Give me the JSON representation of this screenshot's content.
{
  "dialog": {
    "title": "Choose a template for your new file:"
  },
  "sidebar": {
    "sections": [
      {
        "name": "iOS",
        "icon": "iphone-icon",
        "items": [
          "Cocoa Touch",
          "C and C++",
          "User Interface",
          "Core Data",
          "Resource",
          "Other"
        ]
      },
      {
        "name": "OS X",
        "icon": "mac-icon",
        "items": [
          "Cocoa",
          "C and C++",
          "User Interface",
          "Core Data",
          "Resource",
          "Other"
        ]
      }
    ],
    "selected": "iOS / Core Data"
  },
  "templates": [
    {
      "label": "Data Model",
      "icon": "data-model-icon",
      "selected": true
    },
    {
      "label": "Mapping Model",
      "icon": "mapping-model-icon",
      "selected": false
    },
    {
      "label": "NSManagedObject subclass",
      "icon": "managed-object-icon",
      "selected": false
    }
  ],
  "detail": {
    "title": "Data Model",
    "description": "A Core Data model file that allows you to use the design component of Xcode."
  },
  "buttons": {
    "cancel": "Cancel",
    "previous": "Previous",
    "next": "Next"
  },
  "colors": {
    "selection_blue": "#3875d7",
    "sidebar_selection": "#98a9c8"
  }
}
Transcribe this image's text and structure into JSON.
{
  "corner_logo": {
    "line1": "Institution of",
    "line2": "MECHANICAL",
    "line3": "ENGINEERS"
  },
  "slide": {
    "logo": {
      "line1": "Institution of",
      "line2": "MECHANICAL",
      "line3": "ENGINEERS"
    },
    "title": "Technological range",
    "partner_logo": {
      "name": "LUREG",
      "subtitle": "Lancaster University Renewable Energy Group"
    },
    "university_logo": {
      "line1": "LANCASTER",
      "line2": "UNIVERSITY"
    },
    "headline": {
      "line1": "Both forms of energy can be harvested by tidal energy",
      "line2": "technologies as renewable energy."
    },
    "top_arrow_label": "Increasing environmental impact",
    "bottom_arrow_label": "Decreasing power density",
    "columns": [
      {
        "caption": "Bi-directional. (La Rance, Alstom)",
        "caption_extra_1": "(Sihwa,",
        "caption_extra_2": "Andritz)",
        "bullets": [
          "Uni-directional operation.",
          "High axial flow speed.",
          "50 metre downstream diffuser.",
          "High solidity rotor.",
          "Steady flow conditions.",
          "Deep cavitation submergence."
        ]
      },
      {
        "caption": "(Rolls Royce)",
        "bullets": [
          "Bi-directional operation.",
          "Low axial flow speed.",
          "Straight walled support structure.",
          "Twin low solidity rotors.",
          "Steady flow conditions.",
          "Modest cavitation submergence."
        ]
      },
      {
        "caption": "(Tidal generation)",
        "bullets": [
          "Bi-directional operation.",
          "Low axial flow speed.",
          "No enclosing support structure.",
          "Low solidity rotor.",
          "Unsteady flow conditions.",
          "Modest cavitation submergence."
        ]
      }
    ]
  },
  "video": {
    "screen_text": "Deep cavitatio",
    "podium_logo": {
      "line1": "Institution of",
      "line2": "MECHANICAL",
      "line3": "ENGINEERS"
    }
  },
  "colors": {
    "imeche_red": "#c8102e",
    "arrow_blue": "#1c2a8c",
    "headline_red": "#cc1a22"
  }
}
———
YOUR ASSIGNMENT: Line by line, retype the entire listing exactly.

RESULT:
Give me the JSON representation of this screenshot's content.
{
  "dialog": {
    "title": "Choose a template for your new file:"
  },
  "sidebar": {
    "sections": [
      {
        "name": "iOS",
        "icon": "iphone-icon",
        "items": [
          "Cocoa Touch",
          "C and C++",
          "User Interface",
          "Core Data",
          "Resource",
          "Other"
        ]
      },
      {
        "name": "OS X",
        "icon": "mac-icon",
        "items": [
          "Cocoa",
          "C and C++",
          "User Interface",
          "Core Data",
          "Resource",
          "Other"
        ]
      }
    ],
    "selected": "iOS / Core Data"
  },
  "templates": [
    {
      "label": "Data Model",
      "icon": "data-model-icon",
      "selected": true
    },
    {
      "label": "Mapping Model",
      "icon": "mapping-model-icon",
      "selected": false
    },
    {
      "label": "NSManagedObject subclass",
      "icon": "managed-object-icon",
      "selected": false
    }
  ],
  "detail": {
    "title": "Data Model",
    "description": "A Core Data model file that allows you to use the design component of Xcode."
  },
  "buttons": {
    "cancel": "Cancel",
    "previous": "Previous",
    "next": "Next"
  },
  "colors": {
    "selection_blue": "#3875d7",
    "sidebar_selection": "#98a9c8"
  }
}
Transcribe this image's text and structure into JSON.
{
  "corner_logo": {
    "line1": "Institution of",
    "line2": "MECHANICAL",
    "line3": "ENGINEERS"
  },
  "slide": {
    "logo": {
      "line1": "Institution of",
      "line2": "MECHANICAL",
      "line3": "ENGINEERS"
    },
    "title": "Technological range",
    "partner_logo": {
      "name": "LUREG",
      "subtitle": "Lancaster University Renewable Energy Group"
    },
    "university_logo": {
      "line1": "LANCASTER",
      "line2": "UNIVERSITY"
    },
    "headline": {
      "line1": "Both forms of energy can be harvested by tidal energy",
      "line2": "technologies as renewable energy."
    },
    "top_arrow_label": "Increasing environmental impact",
    "bottom_arrow_label": "Decreasing power density",
    "columns": [
      {
        "caption": "Bi-directional. (La Rance, Alstom)",
        "caption_extra_1": "(Sihwa,",
        "caption_extra_2": "Andritz)",
        "bullets": [
          "Uni-directional operation.",
          "High axial flow speed.",
          "50 metre downstream diffuser.",
          "High solidity rotor.",
          "Steady flow conditions.",
          "Deep cavitation submergence."
        ]
      },
      {
        "caption": "(Rolls Royce)",
        "bullets": [
          "Bi-directional operation.",
          "Low axial flow speed.",
          "Straight walled support structure.",
          "Twin low solidity rotors.",
          "Steady flow conditions.",
          "Modest cavitation submergence."
        ]
      },
      {
        "caption": "(Tidal generation)",
        "bullets": [
          "Bi-directional operation.",
          "Low axial flow speed.",
          "No enclosing support structure.",
          "Low solidity rotor.",
          "Unsteady flow conditions.",
          "Modest cavitation submergence."
        ]
      }
    ]
  },
  "video": {
    "screen_text": "Deep cavitatio",
    "podium_logo": {
      "line1": "Institution of",
      "line2": "MECHANICAL",
      "line3": "ENGINEERS"
    }
  },
  "colors": {
    "imeche_red": "#c8102e",
    "arrow_blue": "#1c2a8c",
    "headline_red": "#cc1a22"
  }
}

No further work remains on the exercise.